Website owners keen on tracking netizens, but thwarted by AdBlock or similar, could instead look at the battery charge in people's devices to identify them. How so? A feature the W3C added to HTML5 that lets a website interrogate the state of a visitor's battery. According to security boffins writing for the International …
Internet email sign. Pic: @mattw1lson, Twitter

Next-gen secure email using internet's own DNS – your help needed

A group of researchers from the US government and dot-com operator VeriSign are working on a new system for secure email: using domain names. Highlighting the problems and security holes associated with current mail systems, the team from the National Institute of Standards and Technology (NIST), a subset of the US Department …
Kieren McCarthy, 03 Aug 2015

Secretive trade pact the TTIP: Death of the web – or a brave new horizon?

Analysis The trinity of trans-Atlantic trade deals that have been under negotiation for two years appear to be heading toward some kind of initial conclusion.
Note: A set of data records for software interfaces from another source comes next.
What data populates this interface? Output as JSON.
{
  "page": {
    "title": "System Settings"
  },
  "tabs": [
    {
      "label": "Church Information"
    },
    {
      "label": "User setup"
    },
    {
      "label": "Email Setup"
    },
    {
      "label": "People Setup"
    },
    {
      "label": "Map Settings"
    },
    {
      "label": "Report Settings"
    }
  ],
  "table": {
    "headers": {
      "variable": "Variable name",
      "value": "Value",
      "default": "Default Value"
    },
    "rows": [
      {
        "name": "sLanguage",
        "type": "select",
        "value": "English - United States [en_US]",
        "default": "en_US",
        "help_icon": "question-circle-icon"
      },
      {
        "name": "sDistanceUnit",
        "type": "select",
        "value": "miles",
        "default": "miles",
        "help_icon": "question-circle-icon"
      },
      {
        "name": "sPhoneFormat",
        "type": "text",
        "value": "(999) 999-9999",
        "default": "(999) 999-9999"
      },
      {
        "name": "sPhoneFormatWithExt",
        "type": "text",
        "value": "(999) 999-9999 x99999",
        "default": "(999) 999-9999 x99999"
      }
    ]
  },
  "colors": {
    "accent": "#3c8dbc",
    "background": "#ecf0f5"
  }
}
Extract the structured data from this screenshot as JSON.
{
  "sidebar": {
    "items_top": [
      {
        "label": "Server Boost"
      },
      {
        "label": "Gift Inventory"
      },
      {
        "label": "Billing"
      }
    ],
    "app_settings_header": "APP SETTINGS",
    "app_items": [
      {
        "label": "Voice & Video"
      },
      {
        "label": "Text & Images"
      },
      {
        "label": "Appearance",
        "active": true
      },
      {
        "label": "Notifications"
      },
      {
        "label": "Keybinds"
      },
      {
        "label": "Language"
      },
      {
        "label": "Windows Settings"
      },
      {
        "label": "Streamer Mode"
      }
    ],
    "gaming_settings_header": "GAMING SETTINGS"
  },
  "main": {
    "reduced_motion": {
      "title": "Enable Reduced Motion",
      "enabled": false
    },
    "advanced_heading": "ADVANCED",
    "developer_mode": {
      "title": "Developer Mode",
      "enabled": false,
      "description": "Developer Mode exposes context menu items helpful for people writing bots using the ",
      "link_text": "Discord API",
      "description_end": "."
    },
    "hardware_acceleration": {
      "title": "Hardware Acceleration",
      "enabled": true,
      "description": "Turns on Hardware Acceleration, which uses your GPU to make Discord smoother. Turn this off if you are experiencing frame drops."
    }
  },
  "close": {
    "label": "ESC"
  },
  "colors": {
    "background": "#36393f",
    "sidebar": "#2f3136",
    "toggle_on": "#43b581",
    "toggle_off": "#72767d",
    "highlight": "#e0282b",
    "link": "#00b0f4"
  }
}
The free-trade deals between the US and various nations have become renowned for being negotiated in secret and for efforts to open the process resulting in ludicrous …
Kieren McCarthy, 27 Jul 2015
shutterstock_225964027-pizz

The modest father of SMS, who had much to be modest about

Matti Makkonen died last week and was celebrated as the father of SMS. He’s been described as being too modest to acknowledge his involvement. It seems, however, that the story of how Short Messaging came to be is far more complicated than we originally thought, and the system has many fathers. In fact, not only did Makkonen …
Simon Rockman, 08 Jul 2015
America

Security gurus deliver coup de grace to US govt's encryption backdoor demands

With congressional hearings due on Wednesday to discuss US government plans to force tech companies to install backdoors in their encryption systems, some of the leading minds in the security world have published a paper on how, and if, such a system would work. The authors of the 34-page paper [PDF] read like a who's who of …
Iain Thomson, 08 Jul 2015
Red-haired child in glasses looks thoughtful. Image via Shutterstock -  Copyright: Sofi photo

Export control laws force student to censor infosec research

An ethical hacking student at the University of Northumbria has claimed that the university's ethics board and the Wassenaar Arrangement have forced him to delete some references to exploits from his final year dissertation. Grant Willcox, a BSc student studying Ethical Hacking for Computer Security, claimed in a blog post …